This must be one of the questions I would be concerned about if I was an astronaut. All the meanings which seem more or less evident and generally agreed upon would lose their implicitness whilst being out there. Colours are definitely one of the many things abound on our planet. They enhance it with even more bustling energy than it is preserving anyway. Earth must be a peacock among all the other planets and it shows off even more of its chromatic beauty the closer you get. Imagine living on the moon or Mars – I would be quite jealous of the inhabitants on earth. Obviously, this is a human perspective and maybe extraterrestrial life forms would find colour rather disgusting – as I said, everything must be reconsidered when being an astronaut. As well, can you picture the moon in bright pink? All the space-films and comics would turn into a parade. It would also unravel all the mystery, all the meaningful black and white images we associate with space. A lot more people may dare to go to space if the suit was more colourful, perhaps being put off by the seriousness of white.  I wonder if there was anyone who has ever cared about the colour of the space suit really. I’m sure, in a few hundred years from now, there will be colorful spacesuits, some that even follow contemporary fashion maybe, or fashion made on Mars. Once we get more used to the idea of meeting extraterrestrial life, we might be concerned about looking somewhat friendlier and more natural – if I still may use this word – than we do right now whilst being in space. Just think of the end of the world and the fact that our only escape will possibly be to live in a space suit for quite some time. We might as well start to personify them instead of reducing them to their sheer functionality. A spacesuit turns even a mirror which normally serves the disdainfulness of our species into the most logical commodity – it is attached to their sleeves as they otherwise wouldn’t be able to see the displays and control module attached to the front of their torso. But vanity must probably be something uncommon among astronauts and the lordly white seems to keep up appearences anyhow.

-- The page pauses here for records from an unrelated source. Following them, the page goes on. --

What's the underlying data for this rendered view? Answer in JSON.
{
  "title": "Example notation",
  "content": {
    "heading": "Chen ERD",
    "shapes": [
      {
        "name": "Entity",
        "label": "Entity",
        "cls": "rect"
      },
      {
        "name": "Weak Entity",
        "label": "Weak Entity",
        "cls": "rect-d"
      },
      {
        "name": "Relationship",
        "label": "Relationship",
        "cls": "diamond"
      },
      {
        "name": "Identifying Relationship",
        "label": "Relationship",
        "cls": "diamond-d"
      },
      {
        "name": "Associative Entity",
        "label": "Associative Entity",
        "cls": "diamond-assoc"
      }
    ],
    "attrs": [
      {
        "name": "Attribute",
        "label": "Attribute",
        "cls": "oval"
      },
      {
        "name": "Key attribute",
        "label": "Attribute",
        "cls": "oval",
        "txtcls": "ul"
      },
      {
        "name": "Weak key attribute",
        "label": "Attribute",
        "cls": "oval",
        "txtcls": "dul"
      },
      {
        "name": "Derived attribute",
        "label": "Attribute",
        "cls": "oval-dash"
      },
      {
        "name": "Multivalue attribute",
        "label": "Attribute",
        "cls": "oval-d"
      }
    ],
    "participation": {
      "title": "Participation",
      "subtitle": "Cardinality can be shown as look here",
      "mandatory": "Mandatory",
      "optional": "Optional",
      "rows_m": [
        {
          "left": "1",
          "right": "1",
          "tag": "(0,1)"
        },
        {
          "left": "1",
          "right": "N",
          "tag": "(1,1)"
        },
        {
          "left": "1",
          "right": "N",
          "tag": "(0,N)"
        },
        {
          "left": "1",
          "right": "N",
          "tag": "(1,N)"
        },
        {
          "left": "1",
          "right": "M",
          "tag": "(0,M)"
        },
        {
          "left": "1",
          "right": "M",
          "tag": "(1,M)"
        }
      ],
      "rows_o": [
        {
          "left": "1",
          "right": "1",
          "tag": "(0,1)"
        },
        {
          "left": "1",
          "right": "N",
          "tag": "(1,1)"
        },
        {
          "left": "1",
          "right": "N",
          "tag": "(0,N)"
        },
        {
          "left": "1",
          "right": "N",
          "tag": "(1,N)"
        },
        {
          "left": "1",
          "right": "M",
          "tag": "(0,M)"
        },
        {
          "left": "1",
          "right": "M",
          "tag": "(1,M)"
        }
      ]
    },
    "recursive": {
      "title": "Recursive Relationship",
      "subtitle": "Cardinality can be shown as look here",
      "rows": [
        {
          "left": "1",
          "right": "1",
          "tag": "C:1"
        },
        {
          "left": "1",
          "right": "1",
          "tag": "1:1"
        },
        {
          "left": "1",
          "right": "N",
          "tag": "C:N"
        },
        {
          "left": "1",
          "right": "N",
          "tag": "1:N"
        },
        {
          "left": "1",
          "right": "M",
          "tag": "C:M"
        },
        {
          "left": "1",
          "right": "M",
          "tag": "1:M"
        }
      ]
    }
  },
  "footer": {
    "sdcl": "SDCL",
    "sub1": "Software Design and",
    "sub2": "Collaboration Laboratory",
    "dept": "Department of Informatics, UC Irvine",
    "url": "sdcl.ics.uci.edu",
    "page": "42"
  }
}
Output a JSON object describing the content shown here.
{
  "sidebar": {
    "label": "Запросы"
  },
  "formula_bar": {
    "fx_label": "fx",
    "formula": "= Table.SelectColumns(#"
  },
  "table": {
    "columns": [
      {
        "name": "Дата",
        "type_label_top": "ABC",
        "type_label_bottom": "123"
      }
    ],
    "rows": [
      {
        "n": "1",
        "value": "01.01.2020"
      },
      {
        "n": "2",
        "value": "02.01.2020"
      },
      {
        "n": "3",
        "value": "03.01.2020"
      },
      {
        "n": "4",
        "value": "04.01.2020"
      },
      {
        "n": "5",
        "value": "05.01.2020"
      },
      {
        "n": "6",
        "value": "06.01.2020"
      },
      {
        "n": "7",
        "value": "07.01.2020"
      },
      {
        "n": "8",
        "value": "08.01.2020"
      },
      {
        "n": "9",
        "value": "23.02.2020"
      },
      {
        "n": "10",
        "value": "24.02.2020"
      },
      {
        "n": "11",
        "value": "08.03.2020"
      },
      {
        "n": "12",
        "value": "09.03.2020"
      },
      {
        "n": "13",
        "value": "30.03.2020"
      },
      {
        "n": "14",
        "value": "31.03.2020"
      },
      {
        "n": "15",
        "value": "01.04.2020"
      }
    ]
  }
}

Given that the fashion system focusses on the next season and therefore on days to come, I take this as proof for the assumption that fashion was and will always be fond of our future. Genuinely, many designers are being inspired by fiction in terms of space and there are most different approaches on futuristic fashion to be considered. The space age collection of Paco Rabanne to Hussein Chalayan’s Airborne Collection immediately cross one’s mind. But would we be tempted to list the spacesuit as a futuristic fashion-design approach? It certenly illustrates the human future to a more convincing degree. Whereas the given designers portray avantgarde fashion with a quintessentialy poetic message hidden between the lines, the spacesuit represents a garment which suits an uninhabitable environment as it supplies bodyily needs and lowers our weaknesses. The so enhanced body depicts an important alteration since it shifts the relationship of human and dress: once in space, we couldn’t survive without it. the subjectification of apparel seems to gain a surprisingly real aspect at this instance. In the conclusion of his book Spacesuit,de Moncheaux writes: “Unlike the rest of Apollo’s hardware, it is clear, Apollo astronauts regard the suits as an extension of their own selves, and not a vehicle or container for them.” Could we depict a future in which the spacesuit becomes our actual second skin which we have to wear once earth does not exist any longer?

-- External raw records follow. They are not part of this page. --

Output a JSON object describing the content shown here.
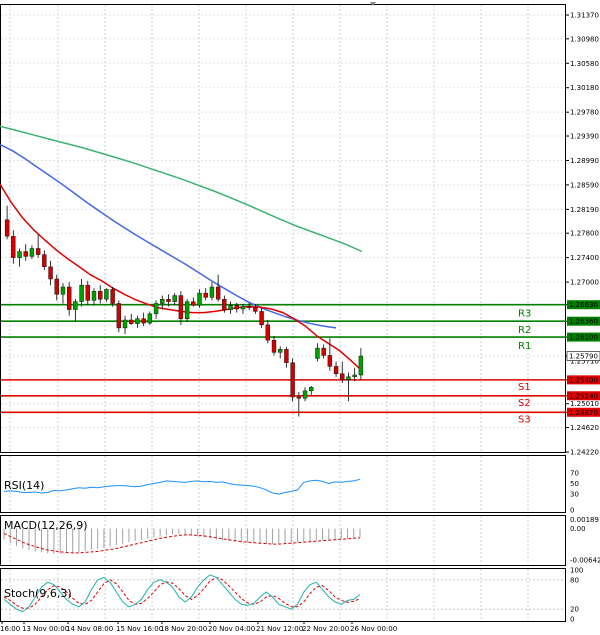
{
  "chart_data": {
    "type": "candlestick",
    "instrument": "",
    "main": {
      "ylim": [
        1.2422,
        1.3155
      ],
      "y_ticks": [
        "1.31370",
        "1.30980",
        "1.30580",
        "1.30180",
        "1.29780",
        "1.29390",
        "1.28990",
        "1.28590",
        "1.28190",
        "1.27800",
        "1.27400",
        "1.27000",
        "1.26630",
        "1.26360",
        "1.26100",
        "1.25790",
        "1.25400",
        "1.25140",
        "1.25010",
        "1.24870",
        "1.24620",
        "1.24220"
      ],
      "grid": true,
      "levels": [
        {
          "label": "R3",
          "value": 1.2663,
          "price": "1.26630",
          "color": "#008000"
        },
        {
          "label": "R2",
          "value": 1.2636,
          "price": "1.26360",
          "color": "#008000"
        },
        {
          "label": "R1",
          "value": 1.261,
          "price": "1.26100",
          "color": "#008000"
        },
        {
          "label": "S1",
          "value": 1.254,
          "price": "1.25400",
          "color": "#e00000"
        },
        {
          "label": "S2",
          "value": 1.2514,
          "price": "1.25140",
          "color": "#e00000"
        },
        {
          "label": "S3",
          "value": 1.2487,
          "price": "1.24870",
          "color": "#e00000"
        }
      ],
      "extra_tick": {
        "price": "1.25710",
        "value": 1.2571
      },
      "current": {
        "price": "1.25790",
        "value": 1.2579
      },
      "candles": [
        [
          1.2802,
          1.2825,
          1.277,
          1.2775
        ],
        [
          1.2775,
          1.2785,
          1.273,
          1.274
        ],
        [
          1.274,
          1.2755,
          1.2725,
          1.275
        ],
        [
          1.275,
          1.2762,
          1.2735,
          1.2742
        ],
        [
          1.2742,
          1.276,
          1.2738,
          1.2755
        ],
        [
          1.2755,
          1.2778,
          1.274,
          1.2745
        ],
        [
          1.2745,
          1.2752,
          1.272,
          1.2725
        ],
        [
          1.2725,
          1.2735,
          1.2695,
          1.2705
        ],
        [
          1.2705,
          1.2712,
          1.267,
          1.268
        ],
        [
          1.268,
          1.2698,
          1.2665,
          1.2692
        ],
        [
          1.2692,
          1.27,
          1.2645,
          1.2655
        ],
        [
          1.2655,
          1.2672,
          1.2635,
          1.2668
        ],
        [
          1.2668,
          1.2705,
          1.266,
          1.2695
        ],
        [
          1.2695,
          1.2702,
          1.2662,
          1.267
        ],
        [
          1.267,
          1.269,
          1.2662,
          1.2685
        ],
        [
          1.2685,
          1.2695,
          1.2665,
          1.2672
        ],
        [
          1.2672,
          1.269,
          1.2668,
          1.2688
        ],
        [
          1.2688,
          1.2692,
          1.266,
          1.2665
        ],
        [
          1.2665,
          1.267,
          1.2618,
          1.2625
        ],
        [
          1.2625,
          1.2645,
          1.2615,
          1.2638
        ],
        [
          1.2638,
          1.2648,
          1.263,
          1.2632
        ],
        [
          1.2632,
          1.2645,
          1.2625,
          1.264
        ],
        [
          1.264,
          1.265,
          1.2628,
          1.2633
        ],
        [
          1.2633,
          1.2652,
          1.263,
          1.2648
        ],
        [
          1.2648,
          1.267,
          1.264,
          1.2665
        ],
        [
          1.2665,
          1.2678,
          1.2655,
          1.2672
        ],
        [
          1.2672,
          1.268,
          1.266,
          1.2668
        ],
        [
          1.2668,
          1.2682,
          1.2662,
          1.2678
        ],
        [
          1.2678,
          1.2685,
          1.263,
          1.264
        ],
        [
          1.264,
          1.2672,
          1.2635,
          1.2668
        ],
        [
          1.2668,
          1.2675,
          1.266,
          1.2662
        ],
        [
          1.2662,
          1.2688,
          1.2658,
          1.2682
        ],
        [
          1.2682,
          1.269,
          1.267,
          1.2675
        ],
        [
          1.2675,
          1.27,
          1.267,
          1.2692
        ],
        [
          1.2692,
          1.2712,
          1.2668,
          1.2672
        ],
        [
          1.2672,
          1.2678,
          1.265,
          1.2655
        ],
        [
          1.2655,
          1.2668,
          1.2648,
          1.2662
        ],
        [
          1.2662,
          1.2666,
          1.265,
          1.2656
        ],
        [
          1.2656,
          1.2664,
          1.2648,
          1.266
        ],
        [
          1.266,
          1.2666,
          1.2654,
          1.2658
        ],
        [
          1.2658,
          1.2664,
          1.2648,
          1.2652
        ],
        [
          1.2652,
          1.2658,
          1.2625,
          1.263
        ],
        [
          1.263,
          1.2638,
          1.26,
          1.2605
        ],
        [
          1.2605,
          1.2612,
          1.258,
          1.2585
        ],
        [
          1.2585,
          1.2595,
          1.2575,
          1.259
        ],
        [
          1.259,
          1.2594,
          1.256,
          1.2568
        ],
        [
          1.2568,
          1.2575,
          1.2505,
          1.2512
        ],
        [
          1.2512,
          1.252,
          1.248,
          1.251
        ],
        [
          1.251,
          1.2528,
          1.2505,
          1.2522
        ],
        [
          1.2522,
          1.253,
          1.2515,
          1.2528
        ],
        [
          1.2575,
          1.26,
          1.257,
          1.2592
        ],
        [
          1.2592,
          1.2598,
          1.2575,
          1.258
        ],
        [
          1.258,
          1.2608,
          1.2555,
          1.2562
        ],
        [
          1.2562,
          1.257,
          1.2545,
          1.255
        ],
        [
          1.255,
          1.257,
          1.2535,
          1.254
        ],
        [
          1.254,
          1.2552,
          1.2505,
          1.2545
        ],
        [
          1.2545,
          1.256,
          1.2538,
          1.2548
        ],
        [
          1.2548,
          1.2592,
          1.254,
          1.2579
        ]
      ],
      "ma_fast": [
        1.286,
        1.283,
        1.2805,
        1.2785,
        1.2768,
        1.2752,
        1.2738,
        1.2725,
        1.2712,
        1.2702,
        1.269,
        1.268,
        1.2671,
        1.2664,
        1.2658,
        1.2655,
        1.2652,
        1.265,
        1.265,
        1.2652,
        1.2655,
        1.2658,
        1.266,
        1.2659,
        1.2656,
        1.265,
        1.264,
        1.2628,
        1.2612,
        1.26,
        1.2588,
        1.2572,
        1.2555
      ],
      "ma_mid": [
        1.2925,
        1.2915,
        1.2902,
        1.2888,
        1.2874,
        1.286,
        1.2845,
        1.283,
        1.2816,
        1.2802,
        1.2789,
        1.2776,
        1.2764,
        1.2752,
        1.274,
        1.2728,
        1.2715,
        1.2702,
        1.269,
        1.2678,
        1.2667,
        1.2658,
        1.265,
        1.2643,
        1.2637,
        1.2632,
        1.2628,
        1.2625
      ],
      "ma_slow": [
        1.2955,
        1.2948,
        1.2941,
        1.2934,
        1.2927,
        1.292,
        1.2912,
        1.2904,
        1.2896,
        1.2887,
        1.2878,
        1.2869,
        1.2859,
        1.2849,
        1.2838,
        1.2827,
        1.2815,
        1.2803,
        1.2792,
        1.2782,
        1.2772,
        1.2762,
        1.275
      ]
    },
    "rsi": {
      "title": "RSI(14)",
      "ylim": [
        0,
        100
      ],
      "ticks": [
        "70",
        "50",
        "30",
        "0"
      ],
      "values": [
        35,
        36,
        35,
        33,
        33,
        34,
        32,
        33,
        37,
        36,
        38,
        40,
        42,
        41,
        43,
        42,
        44,
        45,
        46,
        46,
        45,
        44,
        45,
        48,
        50,
        52,
        55,
        54,
        53,
        52,
        54,
        55,
        53,
        54,
        52,
        53,
        50,
        48,
        47,
        46,
        45,
        42,
        38,
        32,
        30,
        33,
        35,
        38,
        52,
        55,
        56,
        54,
        50,
        53,
        52,
        54,
        55,
        58
      ]
    },
    "macd": {
      "title": "MACD(12,26,9)",
      "ylim": [
        -0.0075,
        0.0028
      ],
      "ticks": [
        "0.001891",
        "0.00",
        "-0.006422"
      ],
      "histogram": [
        -0.0022,
        -0.003,
        -0.0036,
        -0.0041,
        -0.0044,
        -0.0047,
        -0.0049,
        -0.0051,
        -0.0052,
        -0.0052,
        -0.0051,
        -0.005,
        -0.0048,
        -0.0046,
        -0.0044,
        -0.0042,
        -0.004,
        -0.0037,
        -0.0034,
        -0.0031,
        -0.0028,
        -0.0025,
        -0.0023,
        -0.002,
        -0.0018,
        -0.0016,
        -0.0014,
        -0.0012,
        -0.0011,
        -0.0012,
        -0.0014,
        -0.0016,
        -0.0018,
        -0.002,
        -0.0022,
        -0.0024,
        -0.0026,
        -0.0027,
        -0.0028,
        -0.0029,
        -0.003,
        -0.0031,
        -0.0032,
        -0.0032,
        -0.0031,
        -0.003,
        -0.0029,
        -0.0028,
        -0.0027,
        -0.0026,
        -0.0025,
        -0.0024,
        -0.0023,
        -0.0022,
        -0.0021,
        -0.002,
        -0.0019,
        -0.0018
      ],
      "signal": [
        -0.001,
        -0.0016,
        -0.0022,
        -0.0028,
        -0.0033,
        -0.0037,
        -0.0041,
        -0.0044,
        -0.0046,
        -0.0048,
        -0.0049,
        -0.005,
        -0.005,
        -0.0049,
        -0.0048,
        -0.0047,
        -0.0045,
        -0.0043,
        -0.0041,
        -0.0038,
        -0.0035,
        -0.0032,
        -0.0029,
        -0.0026,
        -0.0023,
        -0.002,
        -0.0018,
        -0.0016,
        -0.0014,
        -0.0013,
        -0.0013,
        -0.0014,
        -0.0015,
        -0.0017,
        -0.0019,
        -0.0021,
        -0.0023,
        -0.0025,
        -0.0027,
        -0.0028,
        -0.0029,
        -0.003,
        -0.0031,
        -0.0032,
        -0.0032,
        -0.0031,
        -0.003,
        -0.0029,
        -0.0028,
        -0.0027,
        -0.0026,
        -0.0025,
        -0.0024,
        -0.0023,
        -0.0022,
        -0.0021,
        -0.002,
        -0.0019
      ]
    },
    "stoch": {
      "title": "Stoch(9,6,3)",
      "ylim": [
        0,
        100
      ],
      "ticks": [
        "100",
        "80",
        "20",
        "0"
      ],
      "k": [
        40,
        30,
        20,
        15,
        25,
        45,
        65,
        75,
        70,
        55,
        40,
        30,
        25,
        35,
        60,
        80,
        85,
        75,
        55,
        35,
        25,
        30,
        40,
        60,
        75,
        80,
        75,
        65,
        45,
        35,
        45,
        65,
        80,
        90,
        85,
        70,
        55,
        40,
        30,
        28,
        32,
        45,
        55,
        45,
        30,
        25,
        20,
        30,
        55,
        70,
        75,
        60,
        45,
        35,
        30,
        38,
        40,
        50
      ],
      "d": [
        45,
        38,
        28,
        22,
        22,
        30,
        45,
        60,
        68,
        65,
        55,
        42,
        32,
        30,
        38,
        55,
        72,
        80,
        72,
        55,
        38,
        30,
        32,
        42,
        55,
        70,
        76,
        73,
        62,
        48,
        40,
        48,
        62,
        78,
        85,
        80,
        68,
        55,
        42,
        33,
        30,
        35,
        45,
        48,
        42,
        32,
        25,
        25,
        35,
        52,
        65,
        68,
        58,
        45,
        38,
        34,
        36,
        42
      ]
    },
    "x_labels": [
      "16:00",
      "13 Nov 00:00",
      "14 Nov 08:00",
      "15 Nov 16:00",
      "18 Nov 20:00",
      "20 Nov 04:00",
      "21 Nov 12:00",
      "22 Nov 20:00",
      "26 Nov 00:00"
    ]
  }
}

Today, we have adapted technology and have become functional cyborgs– (so called fyborgs ²) and technologies have long invaded fashion. One could say, functionality has become fashionable. Linking present and future, the spacesuit has a strong plausible and grounded character and could therefore be well conceived as a speculative design approach for a possible prospective. I’m without doubt that new technologies and fyborgization are a first step away from certain characteristics of the fashion system and we hence are asked to think about the future of fashion itself.

¹Nicholas de Moncheaux, Spacesuit: Fashioning Apollo (Cambridge: MIt Press, 2011), p 342

² Gregory Stock, Redesigning Humans: Choosing Our Genes, Changing Our Future (New York: Mariner Books/Houghton Mifflin Company, 2003) p 24-25